We regret that she did not get around to collecting all of the cemeteries in Sullivan County, but we are grateful for those she did do. There are no doubt errors in her copying and transcription. Again, because of the magnitude – and difficulty — of the copying and transcription task she undertook we readily forgive her errors and are thankful again that she undertook the task at all.
We are delighted to make this compilation of the old section of the Liberty, Sullivan County, New York cemetery, together with the index we compiled of it, available as a download.
Please CLICK HERE to go to the Liberty page of our main website for more information and to download Gravestone Inscriptions of the Old Liberty Cemetery.
The Liberty High School Annual for 1919 was the first-ever yearbook Liberty High School published.
High school yearbooks are one form of history within which everyone is recorded when they graduate from high school. They, and their community, are frozen at a point in time that the yearbook captures and keeps. Haircuts, clothes, friends, teachers, the sense of humor of the era, the area businesses – they are all captured as they were, not as we choose to remember them or tell our children they were back in the good old days.
1919 versus today
The class of 1919 graduated before a period of major social change, as a cursory examination of the yearbook will demonstrate. First off, the size of the class demonstrated the extent to which completion of a high school education was not a general expectation. In a community that had not changed that much in size between 1919 and the later, post WWII yearbooks we republish, this graduating class is tiny. Viewing the credentials of the faculty, it’s clear that the expectation that a high school teacher would have even a baccalaureate degree is a creature of the near-century that elapsed since this class graduated.
The function of the yearbook has also changed, quite clearly. More recent yearbooks are almost entirely about the class graduating, and on the activities in which they were participants. This issue turns the focus back to those who went to Liberty High School in previous years, even decades. From our point of view today, capturing this much news about Liberty High School alumni dating back into the previous century (the first class with alumni reporting was the class of 1893) is a book for those searching for a larger population than a single year’s graduating class.
You’ll not be surprised that we’re offering the Liberty High School Annual for 1919 as a download. Interested? CLICK HERE to see it on our main website.
We’re happy to republish a remarkable history of Paxton, Massachusetts, written by a person who without question knew more about the history of Paxton, MA than anyone else living at the time she prepared it. Roxa Howard Bush was a careful and very complete local historian of Paxton, and despite the brevity of her book (62 pages of text, plus pictures), it is a remarkably complete study of the history of the Town of Paxton. The book was privately printed in 1923. We do not know the number of copies printed, but we do know that few copies are still extant and even fewer available in the rare book market.

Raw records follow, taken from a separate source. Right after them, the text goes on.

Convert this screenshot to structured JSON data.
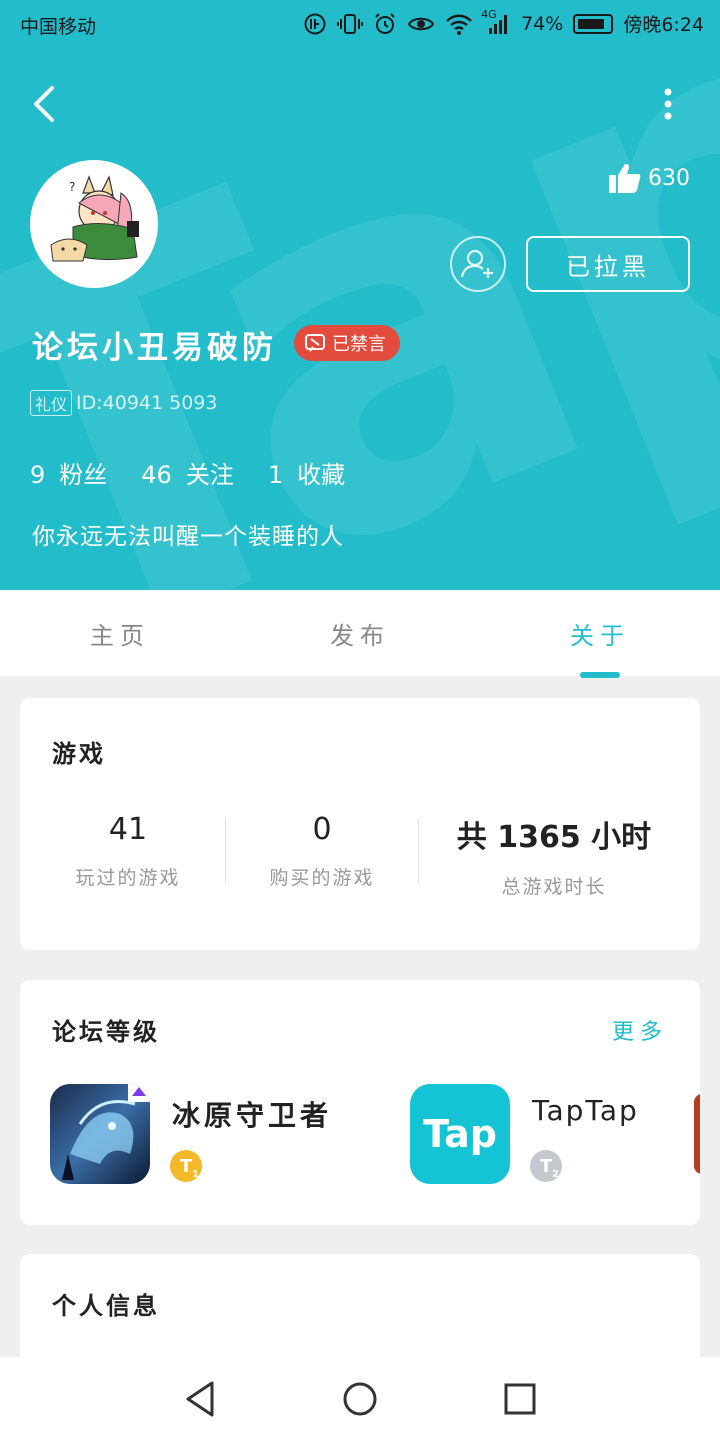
{
  "status_bar": {
    "carrier": "中国移动",
    "network": "4G",
    "battery": "74%",
    "time": "傍晚6:24"
  },
  "profile": {
    "likes": "630",
    "blocked_label": "已拉黑",
    "username": "论坛小丑易破防",
    "muted_badge": "已禁言",
    "role_tag": "礼仪",
    "id_text": "ID:40941 5093",
    "stats": [
      {
        "value": "9",
        "label": "粉丝"
      },
      {
        "value": "46",
        "label": "关注"
      },
      {
        "value": "1",
        "label": "收藏"
      }
    ],
    "bio": "你永远无法叫醒一个装睡的人"
  },
  "tabs": [
    {
      "label": "主页"
    },
    {
      "label": "发布"
    },
    {
      "label": "关于"
    }
  ],
  "games_card": {
    "title": "游戏",
    "items": [
      {
        "value": "41",
        "label": "玩过的游戏"
      },
      {
        "value": "0",
        "label": "购买的游戏"
      },
      {
        "value": "共 1365 小时",
        "label": "总游戏时长"
      }
    ]
  },
  "forum_card": {
    "title": "论坛等级",
    "more": "更多",
    "items": [
      {
        "name": "冰原守卫者",
        "level": "1"
      },
      {
        "name": "TapTap",
        "level": "2",
        "icon_text": "Tap"
      }
    ]
  },
  "personal_card": {
    "title": "个人信息"
  },
  "colors": {
    "accent": "#22bccb",
    "muted_badge": "#e34b3d"
  },
  "icons": [
    "back-icon",
    "more-icon",
    "thumbs-up-icon",
    "add-user-icon",
    "muted-icon",
    "nav-back-icon",
    "nav-home-icon",
    "nav-recents-icon"
  ]
}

Unlike many local histories that are long on flowery language and short on names, places, and dates, Landmarks and Memories of Paxton is densely packed with names, and for that reason will be of particular interest to family historians and genealogists.
If you live now in the Paxton area, or if your ancestors lived there at one time, we suspect you will find this summary of the local history of Paxton and its people essential.
CLICK HERE to go to the page on our main website about Landmarks and Memories of Paxton, MA and how to purchase the download of it.